See’s characters are largely based on real Chinese personalities of the 1940s stage and screen. It’s clear to readers of China Dolls that See has immersed herself in this history. Her fascination and delight with the era and its stars seeps through every page. She is at her best when describing Eddie Wong as he dances: “His hair was slicked back with pomade, but his athletic steps — rattling now foot over foot across the front of the stage — caused strands to break loose and flop across his forehead.” Or Ruby Tom’s flirtatious reaction when reporters asked her if she was really naked beneath her bubble: “Ruby’s laugh filled the room like tinkling crystal. ‘That’s for me to know and you to find out! You boys need to go to your table now!’”
From the snappy banter like “What’s cooking?” and “little minx” — to the detailed descriptions of the girls’ clothes and costumes, China Dolls enfolds the reader in the era. Throughout the book, the entertainment industry in the 1940s captivates and delights. It feels real, it feels right.

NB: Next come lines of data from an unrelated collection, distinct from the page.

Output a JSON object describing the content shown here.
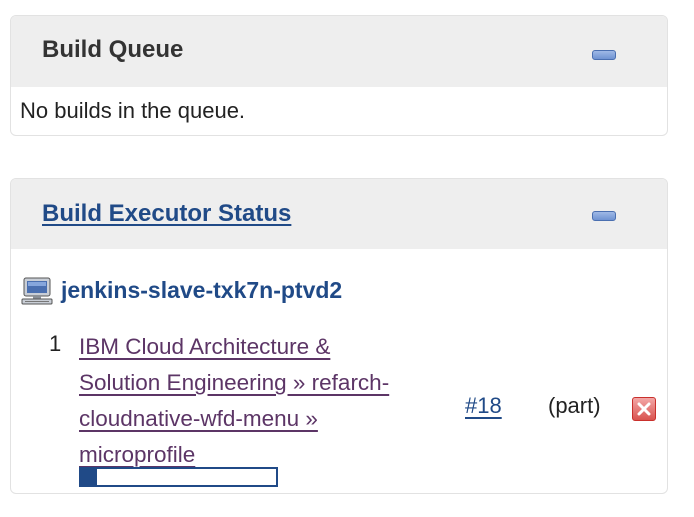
{
  "build_queue": {
    "title": "Build Queue",
    "empty_message": "No builds in the queue."
  },
  "executor_status": {
    "title": "Build Executor Status",
    "node": {
      "name": "jenkins-slave-txk7n-ptvd2",
      "icon": "computer-icon"
    },
    "executors": [
      {
        "number": "1",
        "job_line_1": "IBM Cloud Architecture &",
        "job_line_2": "Solution Engineering » refarch-",
        "job_line_3": "cloudnative-wfd-menu »",
        "job_line_4": "microprofile",
        "build": "#18",
        "build_note": "(part)",
        "progress_percent": 8,
        "stop_icon": "stop-icon"
      }
    ]
  },
  "colors": {
    "link": "#204a87",
    "visited_link": "#5c3566",
    "header_bg": "#eeeeee"
  }
}
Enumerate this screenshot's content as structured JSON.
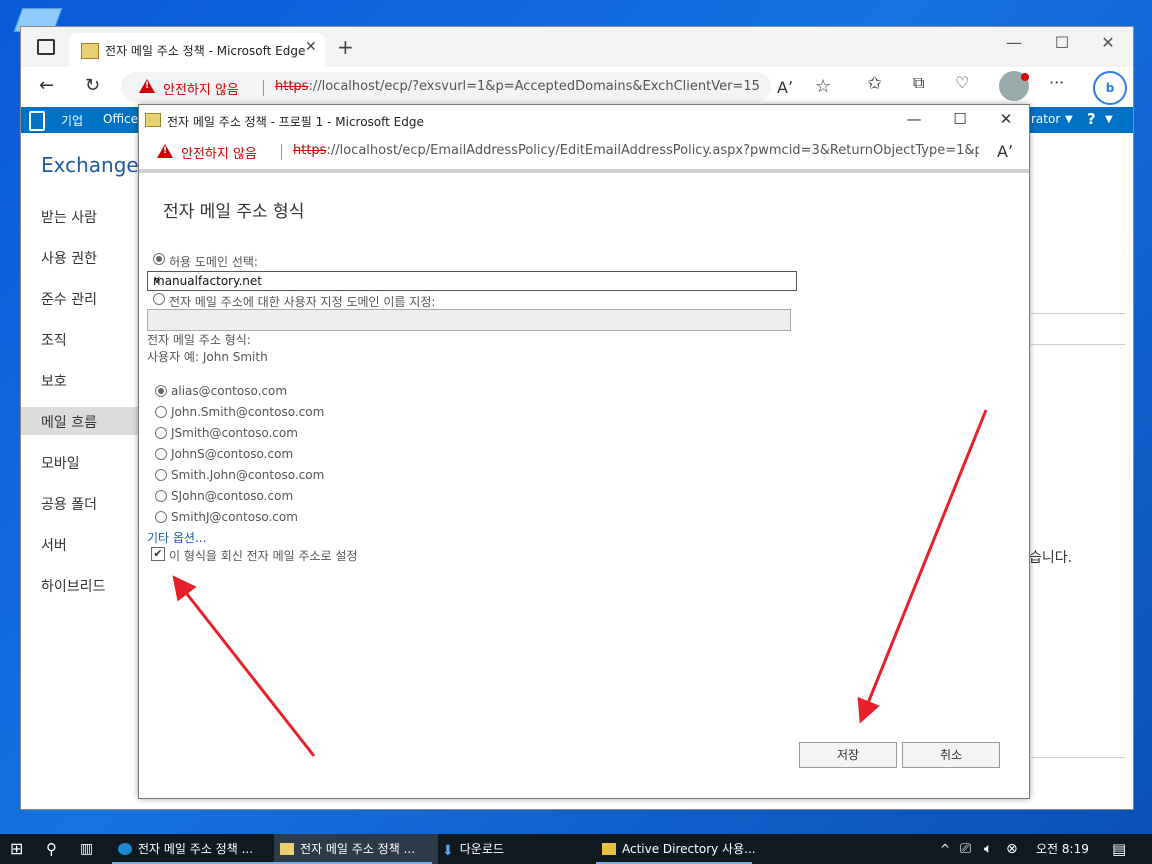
{
  "main_window": {
    "tab_title": "전자 메일 주소 정책 - Microsoft Edge",
    "new_tab": "+",
    "controls": {
      "minimize": "—",
      "maximize": "☐",
      "close": "✕"
    },
    "address": {
      "warning": "안전하지 않음",
      "scheme": "https",
      "url_rest": "://localhost/ecp/?exsvurl=1&p=AcceptedDomains&ExchClientVer=15"
    },
    "toolbar_icons": [
      "read-aloud-icon",
      "favorite-star-icon",
      "favorites-icon",
      "collections-icon",
      "performance-icon",
      "profile-icon",
      "more-icon",
      "bing-icon"
    ],
    "more": "···",
    "bing": "b"
  },
  "office_bar": {
    "items": [
      "기업",
      "Office"
    ],
    "right_text": "rator",
    "help": "?"
  },
  "eac": {
    "title": "Exchange",
    "nav": [
      "받는 사람",
      "사용 권한",
      "준수 관리",
      "조직",
      "보호",
      "메일 흐름",
      "모바일",
      "공용 폴더",
      "서버",
      "하이브리드"
    ],
    "active_index": 5,
    "partial_text": "습니다."
  },
  "dialog": {
    "title": "전자 메일 주소 정책 - 프로필 1 - Microsoft Edge",
    "controls": {
      "minimize": "—",
      "maximize": "☐",
      "close": "✕"
    },
    "address": {
      "warning": "안전하지 않음",
      "scheme": "https",
      "url_rest": "://localhost/ecp/EmailAddressPolicy/EditEmailAddressPolicy.aspx?pwmcid=3&ReturnObjectType=1&prio..."
    },
    "content": {
      "heading": "전자 메일 주소 형식",
      "radio_accepted": "허용 도메인 선택:",
      "selected_domain": "manualfactory.net",
      "radio_custom": "전자 메일 주소에 대한 사용자 지정 도메인 이름 지정:",
      "custom_domain_value": "",
      "format_label": "전자 메일 주소 형식:",
      "example_label": "사용자 예: John Smith",
      "formats": [
        "alias@contoso.com",
        "John.Smith@contoso.com",
        "JSmith@contoso.com",
        "JohnS@contoso.com",
        "Smith.John@contoso.com",
        "SJohn@contoso.com",
        "SmithJ@contoso.com"
      ],
      "selected_format_index": 0,
      "more_options": "기타 옵션...",
      "reply_checkbox": "이 형식을 회신 전자 메일 주소로 설정",
      "reply_checked": true
    },
    "buttons": {
      "save": "저장",
      "cancel": "취소"
    }
  },
  "taskbar": {
    "items": [
      "전자 메일 주소 정책 ...",
      "전자 메일 주소 정책 ...",
      "다운로드",
      "Active Directory 사용..."
    ],
    "active_index": 1,
    "tray_caret": "^",
    "time": "오전 8:19"
  },
  "colors": {
    "accent": "#0072c6",
    "eac_title": "#1c5aa6",
    "warning": "#cc0000",
    "arrow": "#e8202a"
  }
}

One look at See’s extensive acknowledgements and it is clear that the author herself was enthralled by her historical subjects. Her devotion to the individuals who inspired China Dolls infuses the book with a vitality that makes reading it an absolute joy. The characters encountered in China Dolls beguile and linger in the mind long after the last line has been read. See’s deft portrayal will pique the interest of many a reader and encourage a deeper look into the Chinese-America experience in the early to mid-twentieth century. And that is one of the greatest achievements a work historical fiction can strive to fulfill.
Christine Rath is a writer (and sometime animal painter). Her work can be found in the Brooklyn Review, Magazine Forté, the Trout Family Almanac, and on her blog, where she was recently “Freshly Pressed” for a piece about the annoying things people say to pregnant ladies. She has an MFA from Brooklyn College.